→ Goal of the exercise
Exactly reproduce the line containing "Transcribe this image's" and all later lines to the end of the entries, leaving the pictures out of your copy.

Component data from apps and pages
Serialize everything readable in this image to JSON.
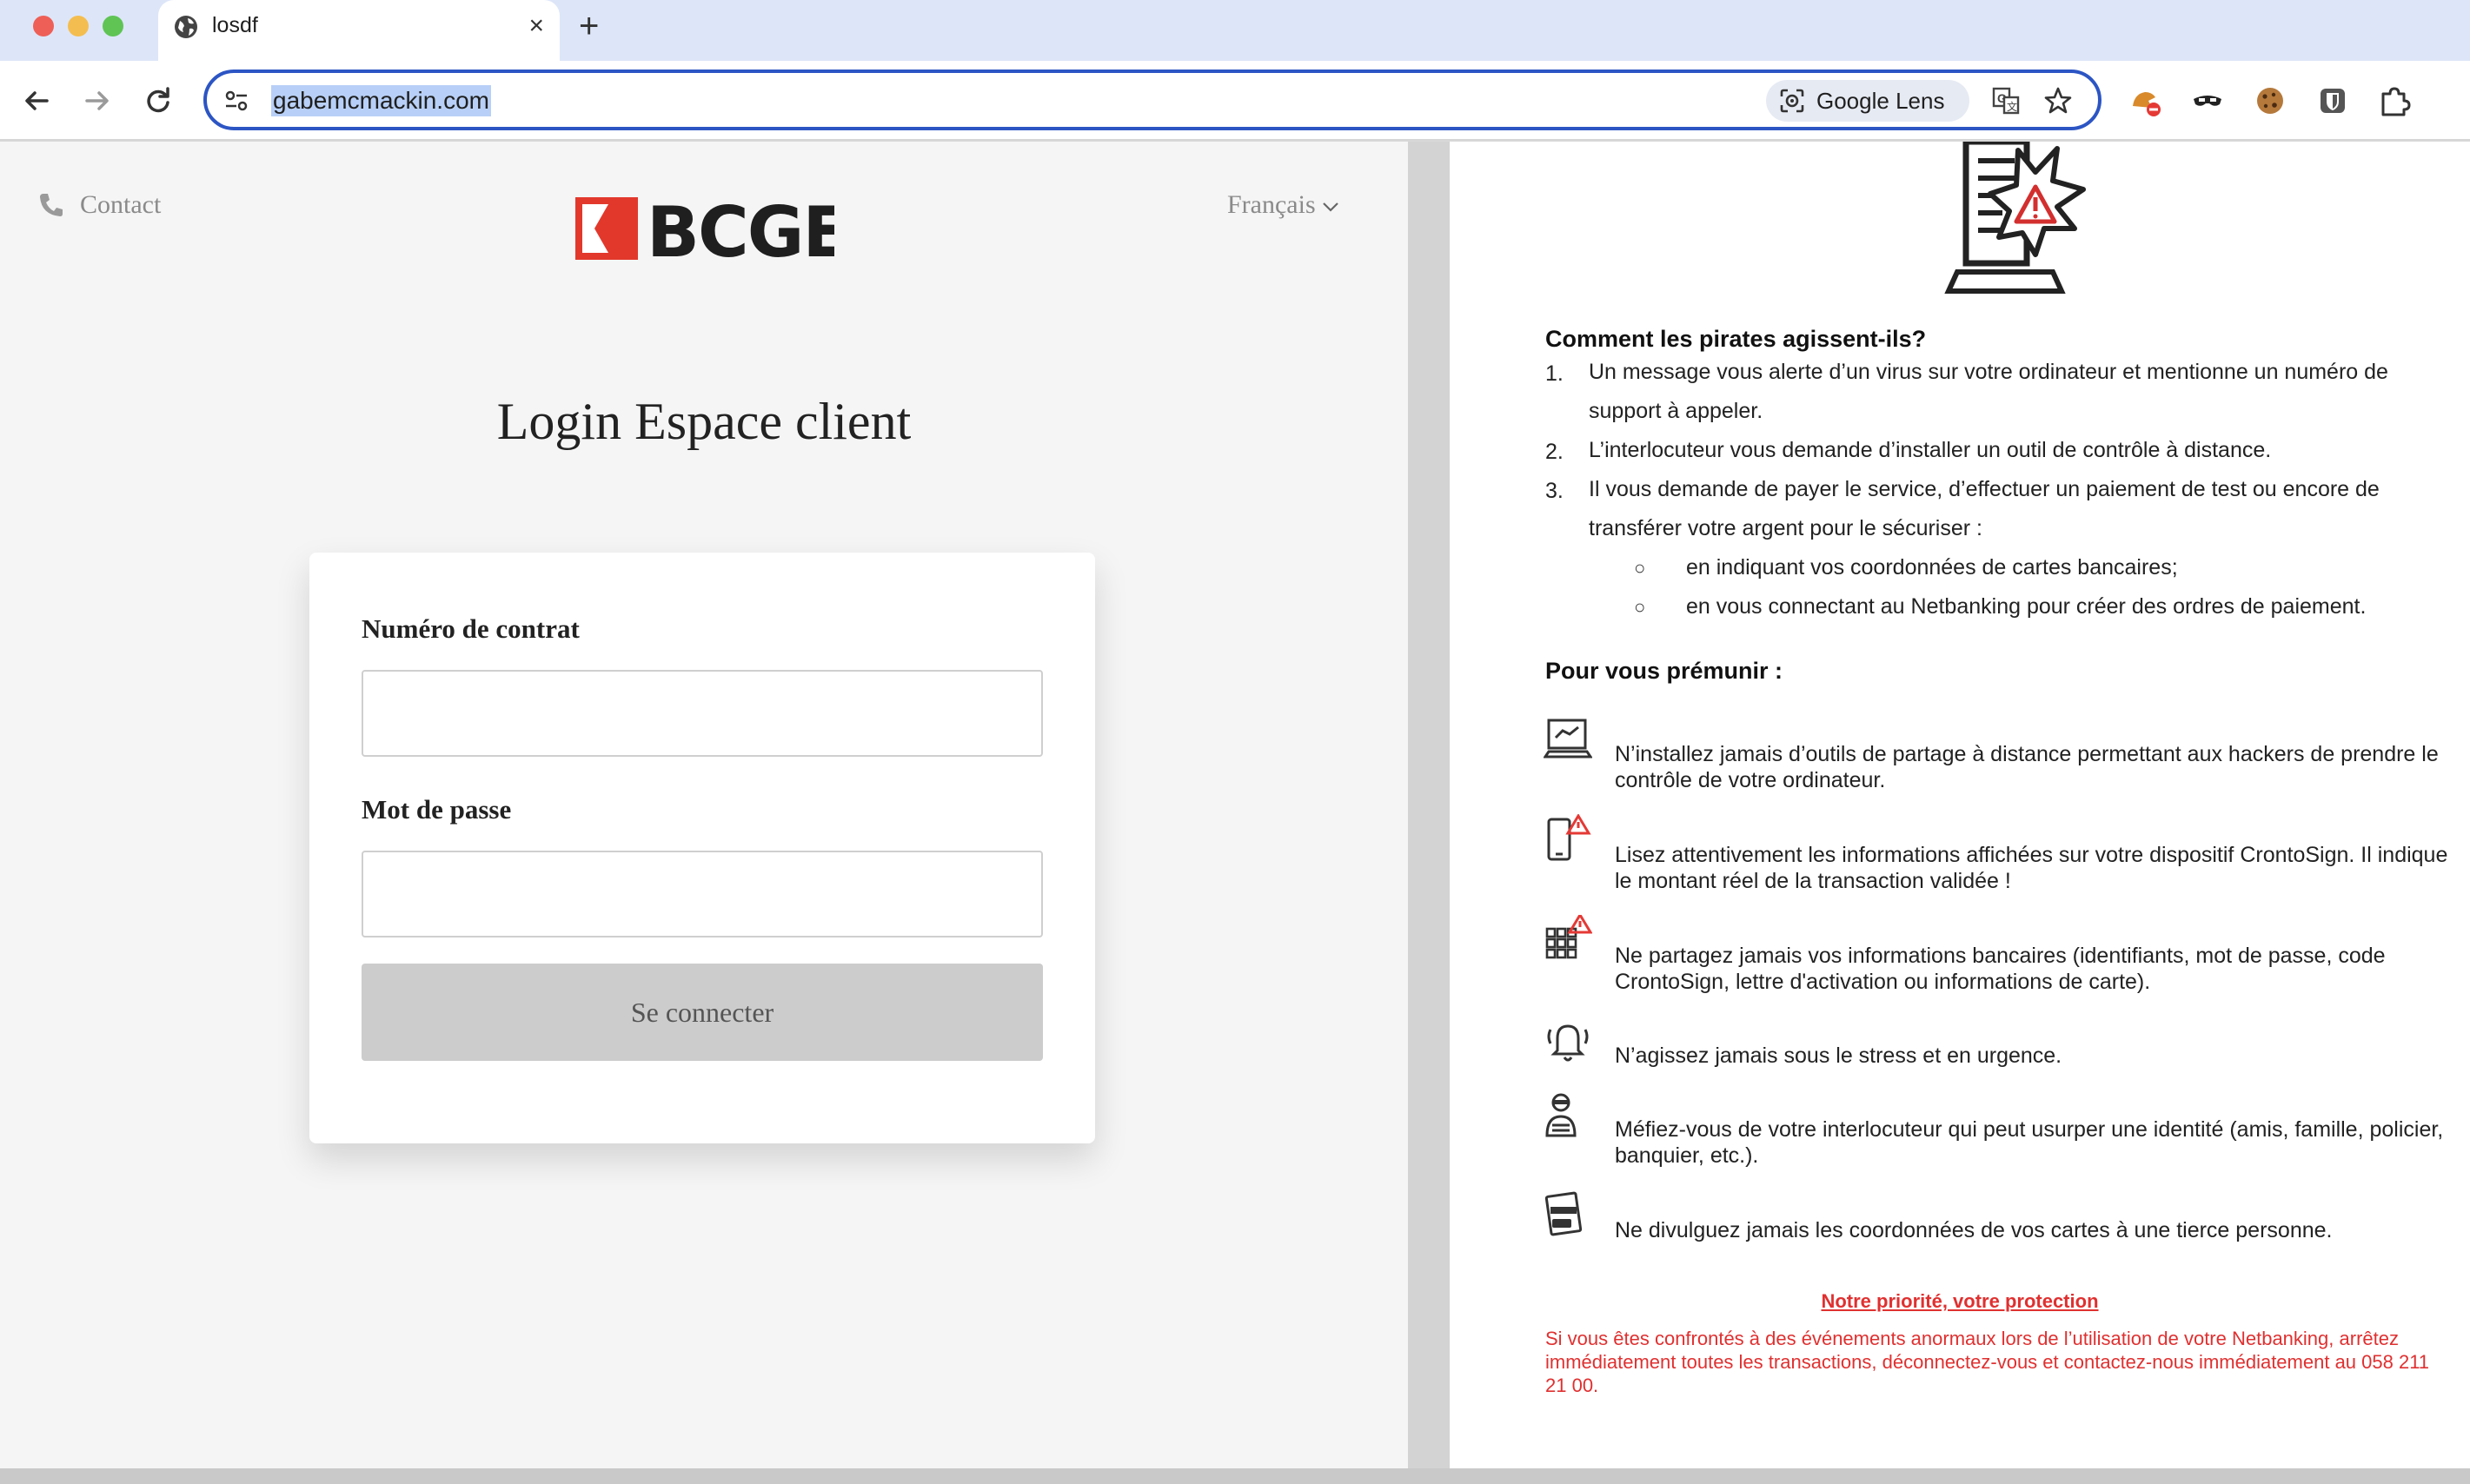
{
  "browser": {
    "tab_title": "losdf",
    "new_tab": "+",
    "tab_close": "×",
    "url": "gabemcmackin.com",
    "lens_label": "Google Lens"
  },
  "login": {
    "contact": "Contact",
    "language": "Français",
    "logo_text": "BCGE",
    "title": "Login Espace client",
    "contract_label": "Numéro de contrat",
    "password_label": "Mot de passe",
    "submit": "Se connecter"
  },
  "info": {
    "heading1": "Comment les pirates agissent-ils?",
    "steps": [
      {
        "num": "1.",
        "line1": "Un message vous alerte d’un virus sur votre ordinateur et mentionne un numéro de",
        "line2": "support à appeler."
      },
      {
        "num": "2.",
        "line1": "L’interlocuteur vous demande d’installer un outil de contrôle à distance.",
        "line2": ""
      },
      {
        "num": "3.",
        "line1": "Il vous demande de payer le service, d’effectuer un paiement de test ou encore de",
        "line2": "transférer votre argent pour le sécuriser :"
      }
    ],
    "bullet_symbol": "○",
    "bullets": [
      "en indiquant vos coordonnées de cartes bancaires;",
      "en vous connectant au Netbanking pour créer des ordres de paiement."
    ],
    "heading2": "Pour vous prémunir :",
    "tips": [
      {
        "icon": "laptop-handshake-icon",
        "text": "N’installez jamais d’outils de partage à distance permettant aux hackers de prendre le contrôle de votre ordinateur."
      },
      {
        "icon": "phone-warning-icon",
        "text": "Lisez attentivement les informations affichées sur votre dispositif CrontoSign. Il indique le montant réel de la transaction validée !"
      },
      {
        "icon": "grid-warning-icon",
        "text": "Ne partagez jamais vos informations bancaires (identifiants, mot de passe, code CrontoSign, lettre d'activation ou informations de carte)."
      },
      {
        "icon": "bell-alarm-icon",
        "text": "N’agissez jamais sous le stress et en urgence."
      },
      {
        "icon": "impostor-icon",
        "text": "Méfiez-vous de votre interlocuteur qui peut usurper une identité (amis, famille, policier, banquier, etc.)."
      },
      {
        "icon": "cards-icon",
        "text": "Ne divulguez jamais les coordonnées de vos cartes à une tierce personne."
      }
    ],
    "priority": "Notre priorité, votre protection",
    "warning": "Si vous êtes confrontés à des événements anormaux lors de l’utilisation de votre Netbanking, arrêtez immédiatement toutes les transactions, déconnectez-vous et contactez-nous immédiatement au 058 211 21 00."
  },
  "colors": {
    "brand_red": "#e2382c",
    "omnibox_border": "#2c55c4",
    "warning_text": "#e03030"
  }
}
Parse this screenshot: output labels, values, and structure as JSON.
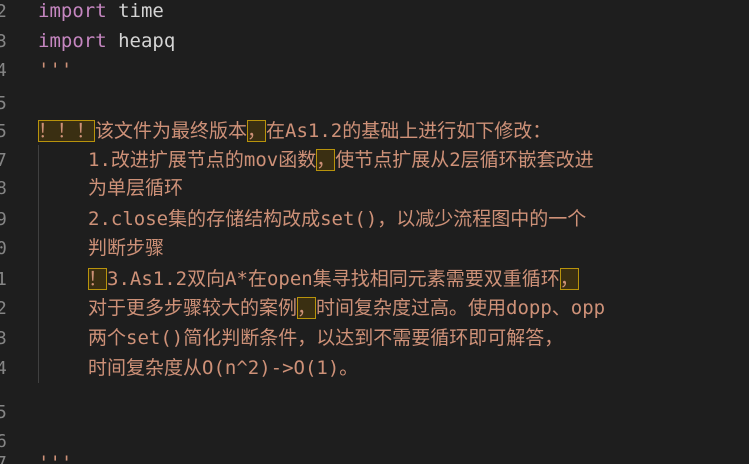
{
  "lines": [
    {
      "num": "2",
      "parts": [
        {
          "t": "import",
          "c": "kw"
        },
        {
          "t": " time",
          "c": "plain"
        }
      ]
    },
    {
      "num": "3",
      "parts": [
        {
          "t": "import",
          "c": "kw"
        },
        {
          "t": " heapq",
          "c": "plain"
        }
      ]
    },
    {
      "num": "4",
      "parts": [
        {
          "t": "'''",
          "c": "str"
        }
      ]
    },
    {
      "num": "5",
      "parts": []
    },
    {
      "num": "5",
      "parts": [
        {
          "t": "！！！",
          "c": "hl"
        },
        {
          "t": "该文件为最终版本",
          "c": "str"
        },
        {
          "t": "，",
          "c": "hl"
        },
        {
          "t": "在As1.2的基础上进行如下修改：",
          "c": "str"
        }
      ]
    },
    {
      "num": "7",
      "indent": true,
      "parts": [
        {
          "t": "1.改进扩展节点的mov函数",
          "c": "str"
        },
        {
          "t": "，",
          "c": "hl"
        },
        {
          "t": "使节点扩展从2层循环嵌套改进",
          "c": "str"
        }
      ]
    },
    {
      "num": "8",
      "indent": true,
      "parts": [
        {
          "t": "为单层循环",
          "c": "str"
        }
      ]
    },
    {
      "num": "9",
      "indent": true,
      "parts": [
        {
          "t": "2.close集的存储结构改成set()，以减少流程图中的一个",
          "c": "str"
        }
      ]
    },
    {
      "num": "0",
      "indent": true,
      "parts": [
        {
          "t": "判断步骤",
          "c": "str"
        }
      ]
    },
    {
      "num": "1",
      "indent": true,
      "parts": [
        {
          "t": "！",
          "c": "hl"
        },
        {
          "t": "3.As1.2双向A*在open集寻找相同元素需要双重循环",
          "c": "str"
        },
        {
          "t": "，",
          "c": "hl"
        }
      ]
    },
    {
      "num": "2",
      "indent": true,
      "parts": [
        {
          "t": "对于更多步骤较大的案例",
          "c": "str"
        },
        {
          "t": "，",
          "c": "hl"
        },
        {
          "t": "时间复杂度过高。使用dopp、opp",
          "c": "str"
        }
      ]
    },
    {
      "num": "3",
      "indent": true,
      "parts": [
        {
          "t": "两个set()简化判断条件，以达到不需要循环即可解答，",
          "c": "str"
        }
      ]
    },
    {
      "num": "4",
      "indent": true,
      "parts": [
        {
          "t": "时间复杂度从O(n^2)->O(1)。",
          "c": "str"
        }
      ]
    },
    {
      "num": "5",
      "parts": []
    },
    {
      "num": "6",
      "parts": []
    },
    {
      "num": "7",
      "parts": [
        {
          "t": "'''",
          "c": "str"
        }
      ]
    }
  ]
}
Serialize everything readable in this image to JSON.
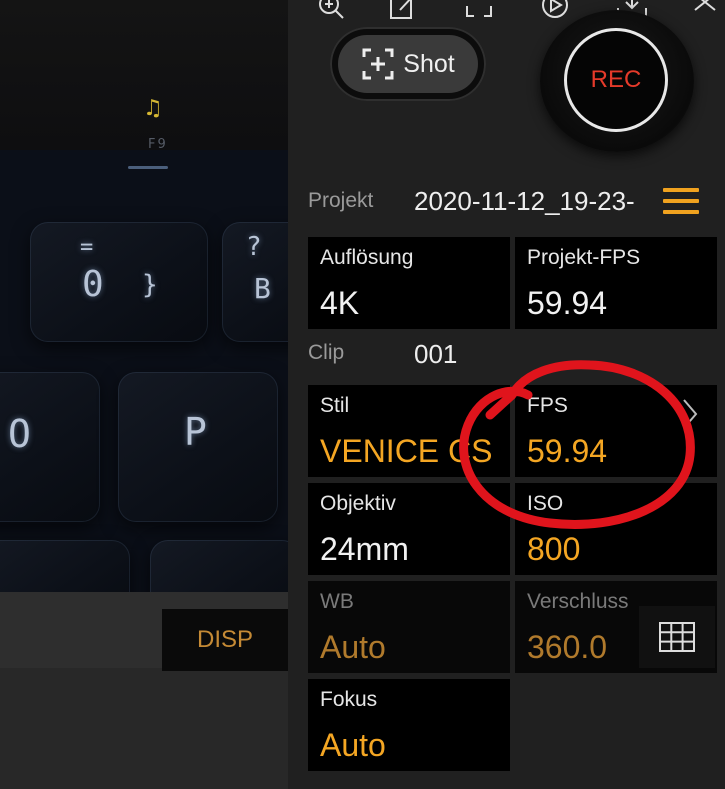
{
  "toolbar": {
    "icons": [
      "zoom-in-icon",
      "edit-icon",
      "frame-icon",
      "play-icon",
      "download-icon",
      "close-icon"
    ]
  },
  "shot_button": {
    "label": "Shot",
    "icon": "capture-icon"
  },
  "rec_button": {
    "label": "REC"
  },
  "project": {
    "label": "Projekt",
    "value": "2020-11-12_19-23-"
  },
  "clip": {
    "label": "Clip",
    "value": "001"
  },
  "cells": {
    "resolution": {
      "label": "Auflösung",
      "value": "4K"
    },
    "project_fps": {
      "label": "Projekt-FPS",
      "value": "59.94"
    },
    "style": {
      "label": "Stil",
      "value": "VENICE CS"
    },
    "fps": {
      "label": "FPS",
      "value": "59.94"
    },
    "lens": {
      "label": "Objektiv",
      "value": "24mm"
    },
    "iso": {
      "label": "ISO",
      "value": "800"
    },
    "wb": {
      "label": "WB",
      "value": "Auto"
    },
    "shutter": {
      "label": "Verschluss",
      "value": "360.0"
    },
    "focus": {
      "label": "Fokus",
      "value": "Auto"
    }
  },
  "disp_button": {
    "label": "DISP"
  },
  "preview": {
    "key_labels": [
      "F9",
      "=",
      "0",
      "}",
      "?",
      "B",
      "O",
      "P"
    ]
  },
  "colors": {
    "accent": "#f4a623",
    "rec_red": "#e53a2a",
    "annotation_red": "#e0141c"
  }
}
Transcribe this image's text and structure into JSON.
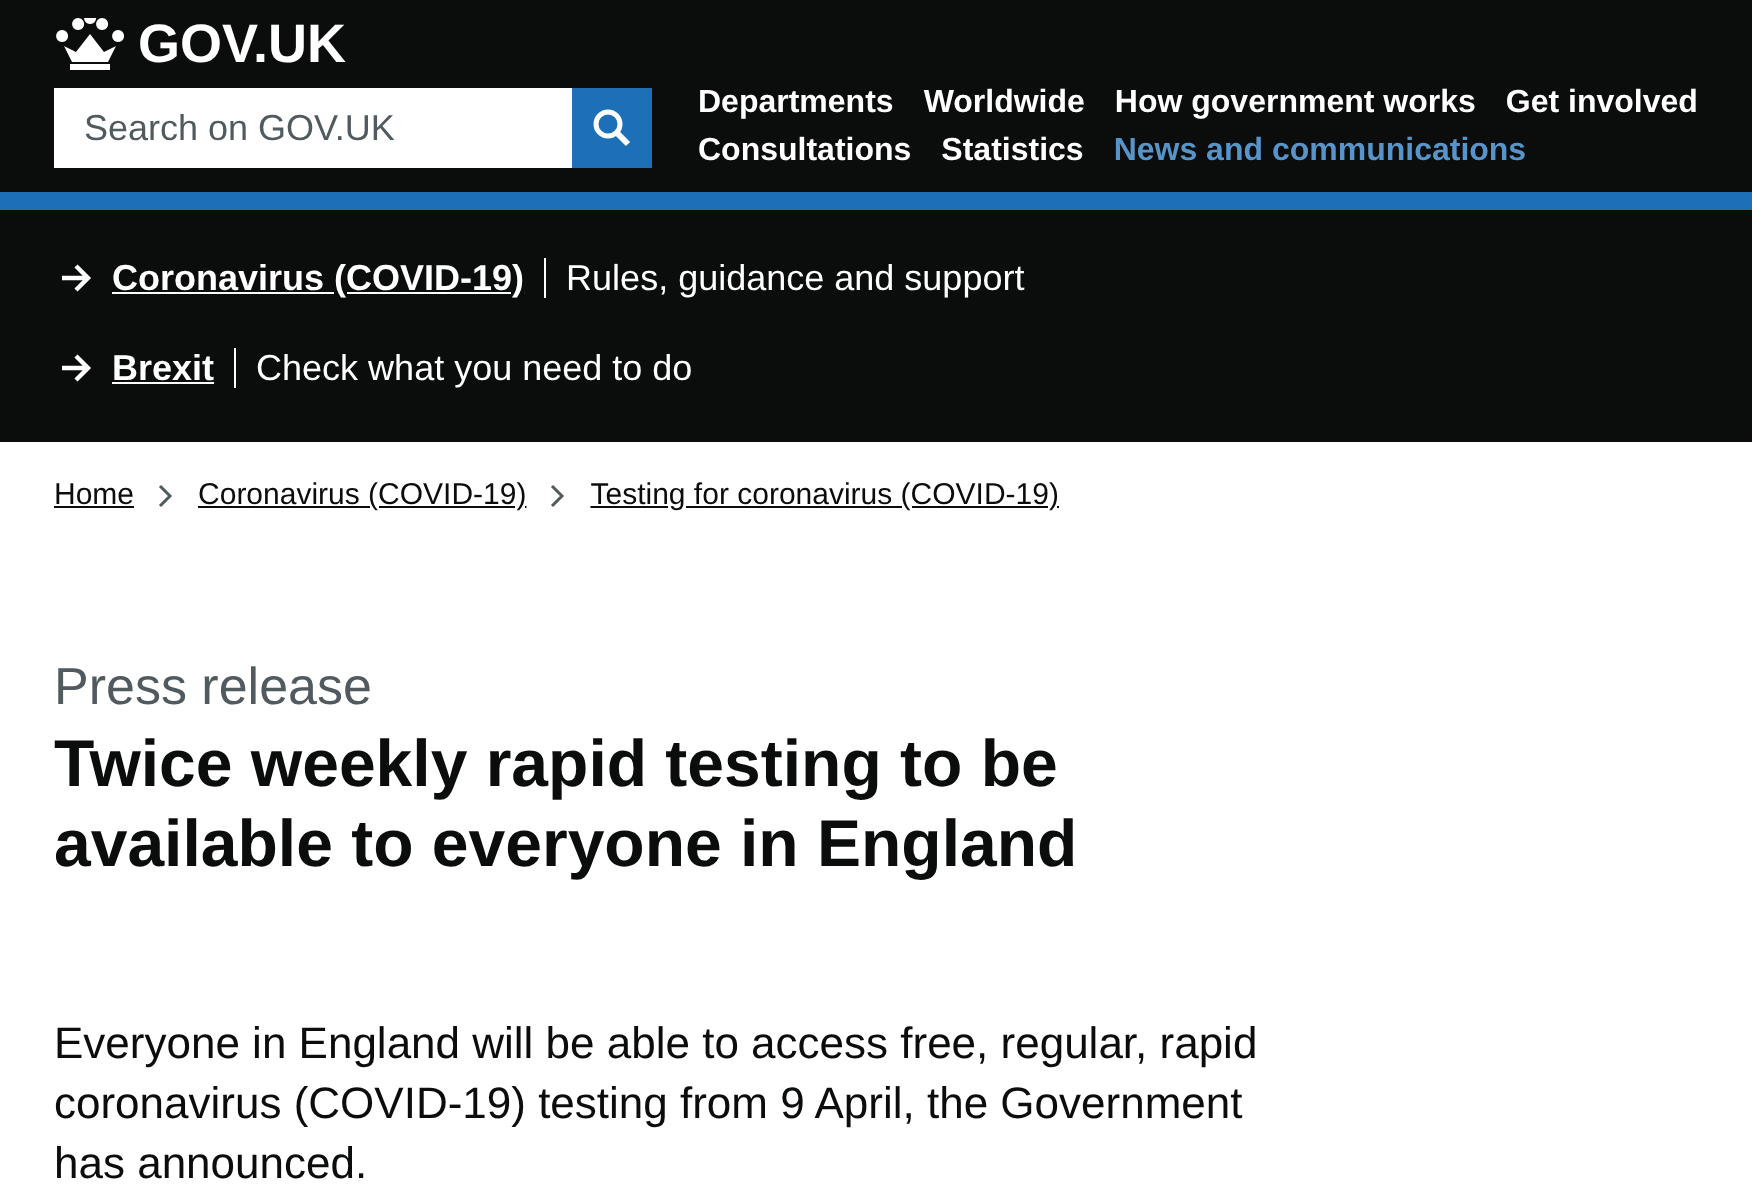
{
  "header": {
    "logo": "GOV.UK",
    "search": {
      "placeholder": "Search on GOV.UK"
    },
    "nav": [
      {
        "label": "Departments",
        "selected": false
      },
      {
        "label": "Worldwide",
        "selected": false
      },
      {
        "label": "How government works",
        "selected": false
      },
      {
        "label": "Get involved",
        "selected": false
      },
      {
        "label": "Consultations",
        "selected": false
      },
      {
        "label": "Statistics",
        "selected": false
      },
      {
        "label": "News and communications",
        "selected": true
      }
    ]
  },
  "promo_links": [
    {
      "link": "Coronavirus (COVID-19)",
      "description": "Rules, guidance and support"
    },
    {
      "link": "Brexit",
      "description": "Check what you need to do"
    }
  ],
  "breadcrumbs": [
    "Home",
    "Coronavirus (COVID-19)",
    "Testing for coronavirus (COVID-19)"
  ],
  "article": {
    "type": "Press release",
    "title": "Twice weekly rapid testing to be available to everyone in England",
    "lead": "Everyone in England will be able to access free, regular, rapid coronavirus (COVID-19) testing from 9 April, the Government has announced."
  }
}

→ Problem solution
Transcribe this image's text and structure into JSON.
{
  "header": {
    "logo": "GOV.UK",
    "search": {
      "placeholder": "Search on GOV.UK"
    },
    "nav": [
      {
        "label": "Departments",
        "selected": false
      },
      {
        "label": "Worldwide",
        "selected": false
      },
      {
        "label": "How government works",
        "selected": false
      },
      {
        "label": "Get involved",
        "selected": false
      },
      {
        "label": "Consultations",
        "selected": false
      },
      {
        "label": "Statistics",
        "selected": false
      },
      {
        "label": "News and communications",
        "selected": true
      }
    ]
  },
  "promo_links": [
    {
      "link": "Coronavirus (COVID-19)",
      "description": "Rules, guidance and support"
    },
    {
      "link": "Brexit",
      "description": "Check what you need to do"
    }
  ],
  "breadcrumbs": [
    "Home",
    "Coronavirus (COVID-19)",
    "Testing for coronavirus (COVID-19)"
  ],
  "article": {
    "type": "Press release",
    "title": "Twice weekly rapid testing to be available to everyone in England",
    "lead": "Everyone in England will be able to access free, regular, rapid coronavirus (COVID-19) testing from 9 April, the Government has announced."
  }
}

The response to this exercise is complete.